Polarity proteins

Cell polarity is crucial for the development of multicellular organisms, and aberrant cell polarization contributes to various diseases. Seminal studies in invertebrates identified proteins that regulate various polarization processes including asymmetric cell division and epithelial cell polarization. Polarity proteins may react to extrinsic polarity cues such as growth factor gradients, or intrinsic cues such as the microtubule cytoskeleton. By assembling multiprotein complexes, they induce downstream signaling to establish cellular asymmetry (Dias Gomes & Iden, 2021). Of the three polarity protein complexes described so far – Par3, Crumbs and Scribble – the Par3 complex appears to have the broadest function.
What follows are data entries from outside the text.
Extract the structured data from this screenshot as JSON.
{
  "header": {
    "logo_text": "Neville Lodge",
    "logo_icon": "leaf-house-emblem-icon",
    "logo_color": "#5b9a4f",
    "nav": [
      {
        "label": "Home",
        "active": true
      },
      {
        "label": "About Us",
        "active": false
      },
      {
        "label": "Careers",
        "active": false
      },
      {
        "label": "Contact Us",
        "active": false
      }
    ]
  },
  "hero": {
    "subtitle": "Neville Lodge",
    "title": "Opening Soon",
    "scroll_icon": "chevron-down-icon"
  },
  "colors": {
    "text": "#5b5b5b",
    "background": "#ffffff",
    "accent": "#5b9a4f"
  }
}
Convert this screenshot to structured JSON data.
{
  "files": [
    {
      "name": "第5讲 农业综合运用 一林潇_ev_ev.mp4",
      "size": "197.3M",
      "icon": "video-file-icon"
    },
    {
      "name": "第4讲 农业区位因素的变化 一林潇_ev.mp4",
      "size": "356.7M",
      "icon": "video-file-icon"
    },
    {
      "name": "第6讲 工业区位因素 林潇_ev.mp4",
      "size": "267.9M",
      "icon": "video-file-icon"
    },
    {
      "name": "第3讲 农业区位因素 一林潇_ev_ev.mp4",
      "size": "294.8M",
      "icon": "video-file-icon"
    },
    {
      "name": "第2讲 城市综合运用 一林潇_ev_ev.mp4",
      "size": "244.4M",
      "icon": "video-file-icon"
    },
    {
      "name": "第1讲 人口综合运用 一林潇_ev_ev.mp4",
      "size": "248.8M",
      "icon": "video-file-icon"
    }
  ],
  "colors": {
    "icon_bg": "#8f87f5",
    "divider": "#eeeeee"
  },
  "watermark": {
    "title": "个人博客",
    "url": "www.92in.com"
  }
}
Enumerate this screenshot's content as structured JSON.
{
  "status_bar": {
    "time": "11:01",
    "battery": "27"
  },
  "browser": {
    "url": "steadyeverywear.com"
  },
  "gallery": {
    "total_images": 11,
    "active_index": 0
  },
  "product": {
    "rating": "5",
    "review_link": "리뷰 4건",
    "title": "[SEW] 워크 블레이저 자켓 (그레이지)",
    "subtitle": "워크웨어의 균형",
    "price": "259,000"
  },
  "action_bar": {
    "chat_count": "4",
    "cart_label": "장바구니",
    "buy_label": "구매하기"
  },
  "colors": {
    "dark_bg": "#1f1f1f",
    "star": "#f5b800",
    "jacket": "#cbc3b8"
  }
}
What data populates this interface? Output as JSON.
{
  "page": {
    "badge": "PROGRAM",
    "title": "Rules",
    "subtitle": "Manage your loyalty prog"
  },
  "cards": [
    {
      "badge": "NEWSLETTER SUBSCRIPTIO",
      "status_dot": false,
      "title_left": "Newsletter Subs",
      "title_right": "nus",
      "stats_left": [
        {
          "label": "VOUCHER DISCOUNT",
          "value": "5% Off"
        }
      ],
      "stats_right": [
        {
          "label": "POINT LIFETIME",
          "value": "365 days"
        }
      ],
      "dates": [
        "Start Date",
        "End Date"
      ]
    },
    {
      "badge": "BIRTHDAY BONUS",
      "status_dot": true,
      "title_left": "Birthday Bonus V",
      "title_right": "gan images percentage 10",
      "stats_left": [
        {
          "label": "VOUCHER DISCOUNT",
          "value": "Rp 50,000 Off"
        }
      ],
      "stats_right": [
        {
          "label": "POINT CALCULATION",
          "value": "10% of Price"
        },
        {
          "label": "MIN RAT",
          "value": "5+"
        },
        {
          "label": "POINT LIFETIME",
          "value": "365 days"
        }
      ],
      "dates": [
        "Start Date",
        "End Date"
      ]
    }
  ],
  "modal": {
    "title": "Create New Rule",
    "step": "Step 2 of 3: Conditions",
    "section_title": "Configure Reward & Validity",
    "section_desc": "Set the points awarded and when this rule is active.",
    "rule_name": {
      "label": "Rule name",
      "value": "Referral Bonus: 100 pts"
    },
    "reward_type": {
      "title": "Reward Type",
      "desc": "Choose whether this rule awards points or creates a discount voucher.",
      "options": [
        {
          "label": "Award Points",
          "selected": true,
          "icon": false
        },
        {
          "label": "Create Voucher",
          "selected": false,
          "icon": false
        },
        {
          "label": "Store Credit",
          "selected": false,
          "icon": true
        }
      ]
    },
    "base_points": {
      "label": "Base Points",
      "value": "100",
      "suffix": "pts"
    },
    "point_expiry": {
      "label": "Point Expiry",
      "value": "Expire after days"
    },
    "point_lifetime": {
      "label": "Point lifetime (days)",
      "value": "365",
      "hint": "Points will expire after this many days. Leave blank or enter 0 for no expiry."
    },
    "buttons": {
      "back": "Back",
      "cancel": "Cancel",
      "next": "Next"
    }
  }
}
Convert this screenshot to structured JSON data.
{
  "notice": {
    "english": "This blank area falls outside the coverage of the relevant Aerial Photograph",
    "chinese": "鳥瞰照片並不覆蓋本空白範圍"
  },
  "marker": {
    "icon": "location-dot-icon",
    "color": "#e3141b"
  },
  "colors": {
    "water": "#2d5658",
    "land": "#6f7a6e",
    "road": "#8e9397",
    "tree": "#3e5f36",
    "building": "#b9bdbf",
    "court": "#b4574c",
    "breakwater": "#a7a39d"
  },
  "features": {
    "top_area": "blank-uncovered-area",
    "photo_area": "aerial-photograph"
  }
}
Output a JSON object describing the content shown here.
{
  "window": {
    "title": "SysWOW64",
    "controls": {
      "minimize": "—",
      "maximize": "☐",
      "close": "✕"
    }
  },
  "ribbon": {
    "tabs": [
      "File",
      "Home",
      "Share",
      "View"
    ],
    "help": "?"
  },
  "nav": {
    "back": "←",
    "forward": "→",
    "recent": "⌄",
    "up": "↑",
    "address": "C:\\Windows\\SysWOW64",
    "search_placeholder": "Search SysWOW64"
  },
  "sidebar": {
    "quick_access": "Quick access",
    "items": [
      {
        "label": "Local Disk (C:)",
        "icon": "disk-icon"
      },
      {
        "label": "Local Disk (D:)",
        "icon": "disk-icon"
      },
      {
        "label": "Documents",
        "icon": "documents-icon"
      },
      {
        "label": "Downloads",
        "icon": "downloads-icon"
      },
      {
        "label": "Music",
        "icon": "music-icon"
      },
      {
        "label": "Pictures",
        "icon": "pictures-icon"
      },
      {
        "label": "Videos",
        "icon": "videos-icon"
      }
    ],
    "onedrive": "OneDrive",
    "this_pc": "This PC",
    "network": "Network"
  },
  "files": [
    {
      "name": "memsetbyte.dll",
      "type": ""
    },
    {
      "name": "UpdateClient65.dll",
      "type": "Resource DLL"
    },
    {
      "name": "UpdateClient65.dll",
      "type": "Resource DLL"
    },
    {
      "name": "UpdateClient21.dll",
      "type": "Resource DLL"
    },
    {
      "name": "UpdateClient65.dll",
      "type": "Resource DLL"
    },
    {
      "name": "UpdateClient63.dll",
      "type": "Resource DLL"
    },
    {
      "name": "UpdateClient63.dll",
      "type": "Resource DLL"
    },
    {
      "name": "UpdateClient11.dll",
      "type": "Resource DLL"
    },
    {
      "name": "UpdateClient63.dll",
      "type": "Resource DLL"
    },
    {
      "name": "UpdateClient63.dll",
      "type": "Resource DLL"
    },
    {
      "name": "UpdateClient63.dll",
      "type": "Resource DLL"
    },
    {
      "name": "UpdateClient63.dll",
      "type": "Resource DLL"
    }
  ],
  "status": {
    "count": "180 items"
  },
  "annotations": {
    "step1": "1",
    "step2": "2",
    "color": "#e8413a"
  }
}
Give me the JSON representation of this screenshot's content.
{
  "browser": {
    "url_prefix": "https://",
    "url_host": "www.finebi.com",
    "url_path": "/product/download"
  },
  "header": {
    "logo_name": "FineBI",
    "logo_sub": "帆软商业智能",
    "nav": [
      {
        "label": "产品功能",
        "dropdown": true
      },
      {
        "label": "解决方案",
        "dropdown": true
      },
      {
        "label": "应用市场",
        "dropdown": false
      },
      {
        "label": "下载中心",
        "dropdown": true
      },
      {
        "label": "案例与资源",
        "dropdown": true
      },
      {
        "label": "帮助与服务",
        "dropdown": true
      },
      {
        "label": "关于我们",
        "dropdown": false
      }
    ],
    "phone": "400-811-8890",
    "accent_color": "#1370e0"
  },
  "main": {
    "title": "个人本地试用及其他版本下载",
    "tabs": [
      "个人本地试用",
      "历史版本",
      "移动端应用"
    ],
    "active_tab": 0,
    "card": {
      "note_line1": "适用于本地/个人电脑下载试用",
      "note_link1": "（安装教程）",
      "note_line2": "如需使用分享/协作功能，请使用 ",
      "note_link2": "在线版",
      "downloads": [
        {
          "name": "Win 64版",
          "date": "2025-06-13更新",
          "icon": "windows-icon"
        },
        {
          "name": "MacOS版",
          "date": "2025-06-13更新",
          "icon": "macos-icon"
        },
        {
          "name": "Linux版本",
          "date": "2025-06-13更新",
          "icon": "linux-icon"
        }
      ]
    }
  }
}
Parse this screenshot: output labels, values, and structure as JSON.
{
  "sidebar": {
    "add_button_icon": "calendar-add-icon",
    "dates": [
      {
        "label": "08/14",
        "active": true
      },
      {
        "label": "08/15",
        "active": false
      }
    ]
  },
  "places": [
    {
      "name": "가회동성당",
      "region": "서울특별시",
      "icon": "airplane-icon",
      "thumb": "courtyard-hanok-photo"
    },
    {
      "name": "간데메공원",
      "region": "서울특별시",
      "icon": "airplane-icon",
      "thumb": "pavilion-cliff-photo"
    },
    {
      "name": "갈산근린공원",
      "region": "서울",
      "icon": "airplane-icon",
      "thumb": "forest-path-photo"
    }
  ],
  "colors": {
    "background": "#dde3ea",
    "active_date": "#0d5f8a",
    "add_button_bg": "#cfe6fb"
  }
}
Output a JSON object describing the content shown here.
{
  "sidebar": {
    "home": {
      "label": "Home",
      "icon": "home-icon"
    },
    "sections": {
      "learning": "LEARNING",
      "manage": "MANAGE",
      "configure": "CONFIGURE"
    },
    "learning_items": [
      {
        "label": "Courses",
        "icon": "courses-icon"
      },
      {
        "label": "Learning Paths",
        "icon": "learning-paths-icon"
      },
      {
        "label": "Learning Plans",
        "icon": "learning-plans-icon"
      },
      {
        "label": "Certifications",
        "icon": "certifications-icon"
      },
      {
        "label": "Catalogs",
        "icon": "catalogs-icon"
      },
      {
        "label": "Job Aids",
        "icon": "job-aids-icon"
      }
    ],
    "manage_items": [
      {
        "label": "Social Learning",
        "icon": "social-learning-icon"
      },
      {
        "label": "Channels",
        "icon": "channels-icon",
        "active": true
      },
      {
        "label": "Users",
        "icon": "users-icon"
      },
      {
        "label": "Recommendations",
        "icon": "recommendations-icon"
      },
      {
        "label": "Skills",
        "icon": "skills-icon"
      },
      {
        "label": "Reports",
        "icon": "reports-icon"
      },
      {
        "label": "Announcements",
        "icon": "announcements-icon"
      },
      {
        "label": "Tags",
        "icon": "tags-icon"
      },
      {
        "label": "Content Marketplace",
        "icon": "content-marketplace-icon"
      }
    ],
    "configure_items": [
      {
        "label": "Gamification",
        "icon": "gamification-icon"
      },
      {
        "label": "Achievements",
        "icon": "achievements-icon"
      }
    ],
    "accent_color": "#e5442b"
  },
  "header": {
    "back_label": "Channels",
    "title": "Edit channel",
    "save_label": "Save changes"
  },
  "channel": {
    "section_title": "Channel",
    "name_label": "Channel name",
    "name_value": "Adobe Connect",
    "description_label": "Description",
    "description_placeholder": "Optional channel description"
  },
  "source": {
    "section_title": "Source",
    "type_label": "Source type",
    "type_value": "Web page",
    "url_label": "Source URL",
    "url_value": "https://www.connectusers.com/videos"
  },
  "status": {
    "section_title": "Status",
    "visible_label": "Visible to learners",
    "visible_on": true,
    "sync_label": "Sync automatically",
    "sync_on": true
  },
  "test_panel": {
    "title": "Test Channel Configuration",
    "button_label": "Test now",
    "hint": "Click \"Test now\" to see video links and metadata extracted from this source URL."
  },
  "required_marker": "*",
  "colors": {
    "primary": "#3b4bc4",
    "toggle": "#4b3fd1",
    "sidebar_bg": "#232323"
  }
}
Furthermore, cross-talk between polarity proteins and Rho GTPase signaling components controls formation of cell-cell contacts and apico-basal polarity in epithelial cells (Iden & Collard 2008). Through interaction with transmembrane or cytoplasmic proteins, the Par3 polarity complex acts at various subcellular sites to regulate cellular asymmetry. During epithelial cell-cell contact formation, the TJ protein Junctional Adhesion Molecule-A (JAM-A) serves to recruit Par3 to intercellular junctions. For decades, loss of apico-basal polarity has been considered a prerequisite for tumor formation and progression (Mescher & Iden 2015), though functional evidence is still limited.